Bonnaud History, Family Crest & Coats of Arms
Early Origins of the Bonnaud family
The surname Bonnaud was first found in Herefordshire where Bonner is an ancient name. "As Boner and Bonere, it occurred in Oxfordshire and Huntingdonshire in the reign of Edward I." 
Early History of the Bonnaud family
This web page shows only a small excerpt of our Bonnaud research. Another 231 words (16 lines of text) covering the years 1281, 1281, 1700, 1451, 1273, 1500, 1569, 1548 and 1548 are included under the topic Early Bonnaud History in all our PDF Extended History products and printed products wherever possible.
Bonnaud Spelling Variations
Before the advent of the printing press and the first dictionaries, the English language was not standardized. Sound was what guided spelling in the Middle Ages, so one person's name was often recorded under several variations during a single lifetime. Spelling variations were common, even among the names of the most literate people. Known variations of the Bonnaud family name include Bonner, Boner, Bonners, Bonar, Bonnar, Bonare and many more.
Early Notables of the Bonnaud family (pre 1700)
Outstanding amongst the family at this time was Edmund Bonner (c.1500-1569), Bishop of London, who became known as Bloody Bonner for his role in the persecution of heretics under the Catholic government of Mary I of England. He was later...
Another 39 words (3 lines of text) are included under the topic Early Bonnaud Notables in all our PDF Extended History products and printed products wherever possible.
Migration of the Bonnaud family to Ireland
Some of the Bonnaud family moved to Ireland, but this topic is not covered in this excerpt.
Another 51 words (4 lines of text) about their life in Ireland is included in all our PDF Extended History products and printed products wherever possible.
Migration of the Bonnaud family
To escape the political and religious chaos of this era, thousands of English families began to migrate to the New World in search of land and freedom from religious and political persecution. The passage was expensive and the ships were dark, crowded, and unsafe; however, those who made the voyage safely were encountered opportunities that were not available to them in their homeland. Many of the families that reached the New World at this time went on to make important contributions to the emerging nations of the United States and Canada. Research into various historical records has revealed some of first members of the Bonnaud family to immigrate North America: John and Michael Bonar landed in Philadelphia, Pennsylvania in 1847 and 1879 respectively; Hugh Bonar settled in Charles Town [Charleston], South Carolina in 1767.
Contemporary Notables of the name Bonnaud (post 1700) +
- Jacques Philippe Bonnaud, French Divisional General during the French Revolutionary and Napoleonic Wars from 1789 to 1815 
- Brigadier-General Armand Bonnaud (1886-1956), French Commanding Officer during World War II 
- Pierre Bonnaud (1865-1930), French artist
Related Stories +
The Bonnaud Motto +

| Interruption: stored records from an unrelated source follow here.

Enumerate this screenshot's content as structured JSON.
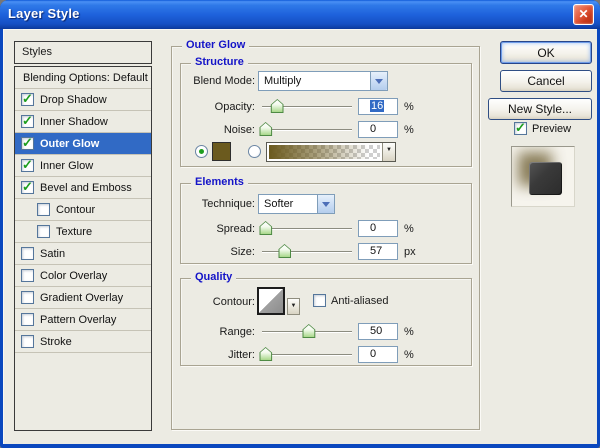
{
  "window": {
    "title": "Layer Style",
    "close_glyph": "✕"
  },
  "colors": {
    "selection_blue": "#316AC5",
    "glow_swatch": "#6B5A1E",
    "check_green": "#1E9E1E"
  },
  "sidebar": {
    "header": "Styles",
    "items": [
      {
        "label": "Blending Options: Default",
        "checkbox": false,
        "checked": false,
        "indent": false,
        "selected": false
      },
      {
        "label": "Drop Shadow",
        "checkbox": true,
        "checked": true,
        "indent": false,
        "selected": false
      },
      {
        "label": "Inner Shadow",
        "checkbox": true,
        "checked": true,
        "indent": false,
        "selected": false
      },
      {
        "label": "Outer Glow",
        "checkbox": true,
        "checked": true,
        "indent": false,
        "selected": true
      },
      {
        "label": "Inner Glow",
        "checkbox": true,
        "checked": true,
        "indent": false,
        "selected": false
      },
      {
        "label": "Bevel and Emboss",
        "checkbox": true,
        "checked": true,
        "indent": false,
        "selected": false
      },
      {
        "label": "Contour",
        "checkbox": true,
        "checked": false,
        "indent": true,
        "selected": false
      },
      {
        "label": "Texture",
        "checkbox": true,
        "checked": false,
        "indent": true,
        "selected": false
      },
      {
        "label": "Satin",
        "checkbox": true,
        "checked": false,
        "indent": false,
        "selected": false
      },
      {
        "label": "Color Overlay",
        "checkbox": true,
        "checked": false,
        "indent": false,
        "selected": false
      },
      {
        "label": "Gradient Overlay",
        "checkbox": true,
        "checked": false,
        "indent": false,
        "selected": false
      },
      {
        "label": "Pattern Overlay",
        "checkbox": true,
        "checked": false,
        "indent": false,
        "selected": false
      },
      {
        "label": "Stroke",
        "checkbox": true,
        "checked": false,
        "indent": false,
        "selected": false
      }
    ]
  },
  "panel": {
    "title": "Outer Glow",
    "structure": {
      "title": "Structure",
      "blend_mode_label": "Blend Mode:",
      "blend_mode_value": "Multiply",
      "opacity_label": "Opacity:",
      "opacity_value": "16",
      "opacity_unit": "%",
      "opacity_pct": 17,
      "noise_label": "Noise:",
      "noise_value": "0",
      "noise_unit": "%",
      "noise_pct": 4,
      "color_radio_selected": true,
      "gradient_radio_selected": false
    },
    "elements": {
      "title": "Elements",
      "technique_label": "Technique:",
      "technique_value": "Softer",
      "spread_label": "Spread:",
      "spread_value": "0",
      "spread_unit": "%",
      "spread_pct": 4,
      "size_label": "Size:",
      "size_value": "57",
      "size_unit": "px",
      "size_pct": 25
    },
    "quality": {
      "title": "Quality",
      "contour_label": "Contour:",
      "anti_aliased_label": "Anti-aliased",
      "anti_aliased_checked": false,
      "range_label": "Range:",
      "range_value": "50",
      "range_unit": "%",
      "range_pct": 52,
      "jitter_label": "Jitter:",
      "jitter_value": "0",
      "jitter_unit": "%",
      "jitter_pct": 4
    }
  },
  "actions": {
    "ok": "OK",
    "cancel": "Cancel",
    "new_style": "New Style...",
    "preview": "Preview",
    "preview_checked": true
  }
}
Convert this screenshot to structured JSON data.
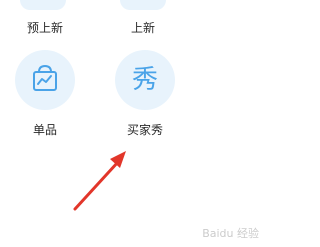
{
  "top_tiles": [
    {
      "label": "预上新"
    },
    {
      "label": "上新"
    }
  ],
  "tiles": [
    {
      "label": "单品",
      "icon": "shopping-bag-chart-icon"
    },
    {
      "label": "买家秀",
      "icon": "xiu-character-icon",
      "glyph": "秀"
    }
  ],
  "colors": {
    "icon_bg": "#e8f3fc",
    "icon_fg": "#4aa3e8",
    "arrow": "#e2362a",
    "label": "#2a2a2a"
  },
  "watermark": "Baidu 经验"
}
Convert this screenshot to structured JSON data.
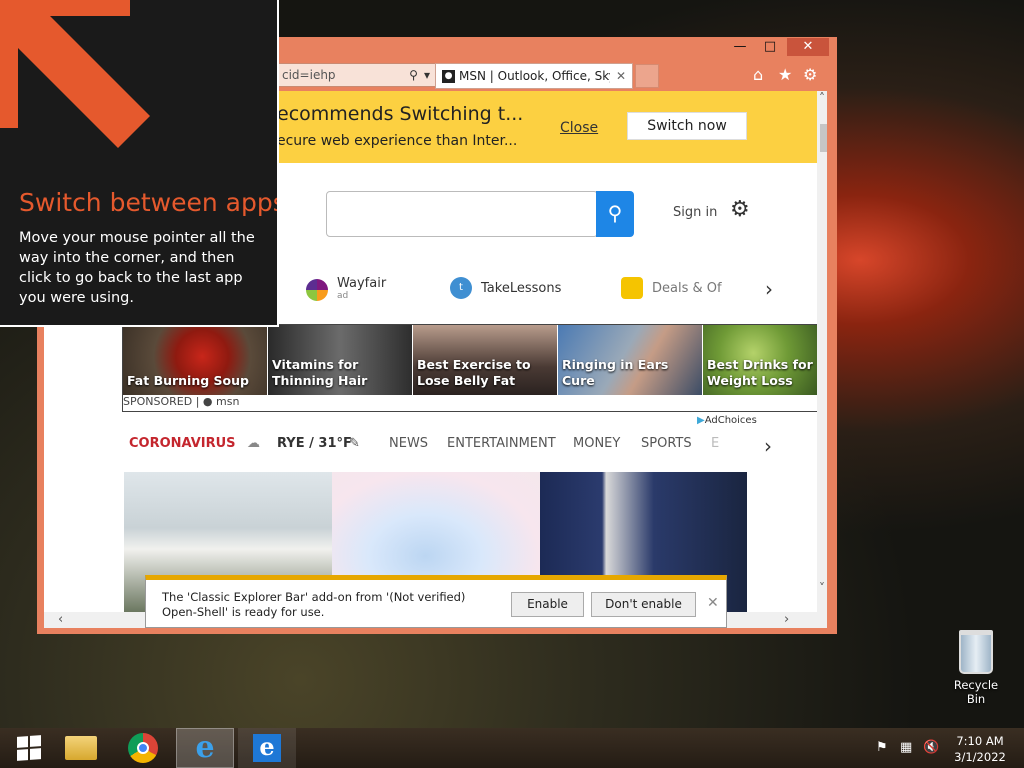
{
  "browser": {
    "address_fragment": "cid=iehp",
    "tab_title": "MSN | Outlook, Office, Sky...",
    "tab_favicon": "msn-icon",
    "title_controls": [
      "minimize-icon",
      "maximize-icon",
      "close-icon"
    ],
    "toolbar_icons": [
      "home-icon",
      "favorites-star-icon",
      "gear-icon"
    ]
  },
  "banner": {
    "title": "ecommends Switching t...",
    "subtitle": "ecure web experience than Inter...",
    "close_label": "Close",
    "switch_label": "Switch now"
  },
  "msn": {
    "search_placeholder": "",
    "sign_in": "Sign in",
    "quick_links": [
      {
        "label": "Wayfair",
        "sub": "ad",
        "icon": "wayfair-icon"
      },
      {
        "label": "TakeLessons",
        "icon": "takelessons-icon"
      },
      {
        "label": "Deals & Of",
        "icon": "deals-tag-icon"
      }
    ],
    "sponsored_tiles": [
      {
        "label": "Fat Burning Soup"
      },
      {
        "label": "Vitamins for Thinning Hair"
      },
      {
        "label": "Best Exercise to Lose Belly Fat"
      },
      {
        "label": "Ringing in Ears Cure"
      },
      {
        "label": "Best Drinks for Weight Loss"
      }
    ],
    "sponsored_label": "SPONSORED |",
    "sponsor_brand": "msn",
    "adchoices": "AdChoices",
    "nav": {
      "coronavirus": "CORONAVIRUS",
      "weather": "RYE / 31°F",
      "items": [
        "NEWS",
        "ENTERTAINMENT",
        "MONEY",
        "SPORTS",
        "E"
      ]
    }
  },
  "tip": {
    "title": "Switch between apps",
    "body": "Move your mouse pointer all the way into the corner, and then click to go back to the last app you were using."
  },
  "notification": {
    "text": "The 'Classic Explorer Bar' add-on from '(Not verified) Open-Shell' is ready for use.",
    "enable": "Enable",
    "dont_enable": "Don't enable"
  },
  "desktop": {
    "recycle_bin": "Recycle Bin"
  },
  "taskbar": {
    "apps": [
      "start-icon",
      "file-explorer-icon",
      "chrome-icon",
      "internet-explorer-icon",
      "internet-explorer-metro-icon"
    ],
    "time": "7:10 AM",
    "date": "3/1/2022"
  },
  "colors": {
    "ie_frame": "#e8815f",
    "banner": "#fcd041",
    "search_button": "#1e86e6",
    "tip_accent": "#e5592d",
    "coronavirus": "#c4262e"
  }
}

The motto was originally a war cry or slogan. Mottoes first began to be shown with arms in the 14th and 15th centuries, but were not in general use until the 17th century. Thus the oldest coats of arms generally do not include a motto. Mottoes seldom form part of the grant of arms: Under most heraldic authorities, a motto is an optional component of the coat of arms, and can be added to or changed at will; many families have chosen not to display a motto.
Motto: Semper fidelis
Motto Translation: Always faithful.